Records to process:

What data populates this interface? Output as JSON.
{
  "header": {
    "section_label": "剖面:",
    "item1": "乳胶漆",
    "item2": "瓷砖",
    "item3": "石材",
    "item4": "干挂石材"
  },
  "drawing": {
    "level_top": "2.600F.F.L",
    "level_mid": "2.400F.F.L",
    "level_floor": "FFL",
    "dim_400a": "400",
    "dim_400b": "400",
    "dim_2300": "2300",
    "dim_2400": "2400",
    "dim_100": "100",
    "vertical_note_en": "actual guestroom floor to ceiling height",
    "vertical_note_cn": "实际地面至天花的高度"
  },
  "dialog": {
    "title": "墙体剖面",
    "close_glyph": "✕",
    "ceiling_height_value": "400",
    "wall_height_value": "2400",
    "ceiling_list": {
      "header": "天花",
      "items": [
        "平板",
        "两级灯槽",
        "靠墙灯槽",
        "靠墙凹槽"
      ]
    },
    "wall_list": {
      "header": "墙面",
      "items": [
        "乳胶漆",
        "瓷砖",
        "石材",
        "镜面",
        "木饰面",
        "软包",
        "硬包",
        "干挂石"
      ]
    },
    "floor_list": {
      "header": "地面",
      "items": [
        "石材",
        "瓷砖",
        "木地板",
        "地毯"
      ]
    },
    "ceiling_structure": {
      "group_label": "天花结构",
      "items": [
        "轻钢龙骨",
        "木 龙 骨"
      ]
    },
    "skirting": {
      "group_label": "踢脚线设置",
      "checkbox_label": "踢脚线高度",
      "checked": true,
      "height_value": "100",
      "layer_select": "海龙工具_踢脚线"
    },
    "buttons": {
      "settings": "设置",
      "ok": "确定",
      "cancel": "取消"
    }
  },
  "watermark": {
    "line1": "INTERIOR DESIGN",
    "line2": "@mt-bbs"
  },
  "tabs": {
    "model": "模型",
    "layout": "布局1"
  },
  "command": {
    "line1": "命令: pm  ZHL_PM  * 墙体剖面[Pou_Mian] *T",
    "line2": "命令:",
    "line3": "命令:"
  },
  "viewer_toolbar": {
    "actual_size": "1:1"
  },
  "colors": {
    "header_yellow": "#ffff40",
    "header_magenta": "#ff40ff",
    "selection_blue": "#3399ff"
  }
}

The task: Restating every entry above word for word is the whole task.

Response area:
What data populates this interface? Output as JSON.
{
  "header": {
    "section_label": "剖面:",
    "item1": "乳胶漆",
    "item2": "瓷砖",
    "item3": "石材",
    "item4": "干挂石材"
  },
  "drawing": {
    "level_top": "2.600F.F.L",
    "level_mid": "2.400F.F.L",
    "level_floor": "FFL",
    "dim_400a": "400",
    "dim_400b": "400",
    "dim_2300": "2300",
    "dim_2400": "2400",
    "dim_100": "100",
    "vertical_note_en": "actual guestroom floor to ceiling height",
    "vertical_note_cn": "实际地面至天花的高度"
  },
  "dialog": {
    "title": "墙体剖面",
    "close_glyph": "✕",
    "ceiling_height_value": "400",
    "wall_height_value": "2400",
    "ceiling_list": {
      "header": "天花",
      "items": [
        "平板",
        "两级灯槽",
        "靠墙灯槽",
        "靠墙凹槽"
      ]
    },
    "wall_list": {
      "header": "墙面",
      "items": [
        "乳胶漆",
        "瓷砖",
        "石材",
        "镜面",
        "木饰面",
        "软包",
        "硬包",
        "干挂石"
      ]
    },
    "floor_list": {
      "header": "地面",
      "items": [
        "石材",
        "瓷砖",
        "木地板",
        "地毯"
      ]
    },
    "ceiling_structure": {
      "group_label": "天花结构",
      "items": [
        "轻钢龙骨",
        "木 龙 骨"
      ]
    },
    "skirting": {
      "group_label": "踢脚线设置",
      "checkbox_label": "踢脚线高度",
      "checked": true,
      "height_value": "100",
      "layer_select": "海龙工具_踢脚线"
    },
    "buttons": {
      "settings": "设置",
      "ok": "确定",
      "cancel": "取消"
    }
  },
  "watermark": {
    "line1": "INTERIOR DESIGN",
    "line2": "@mt-bbs"
  },
  "tabs": {
    "model": "模型",
    "layout": "布局1"
  },
  "command": {
    "line1": "命令: pm  ZHL_PM  * 墙体剖面[Pou_Mian] *T",
    "line2": "命令:",
    "line3": "命令:"
  },
  "viewer_toolbar": {
    "actual_size": "1:1"
  },
  "colors": {
    "header_yellow": "#ffff40",
    "header_magenta": "#ff40ff",
    "selection_blue": "#3399ff"
  }
}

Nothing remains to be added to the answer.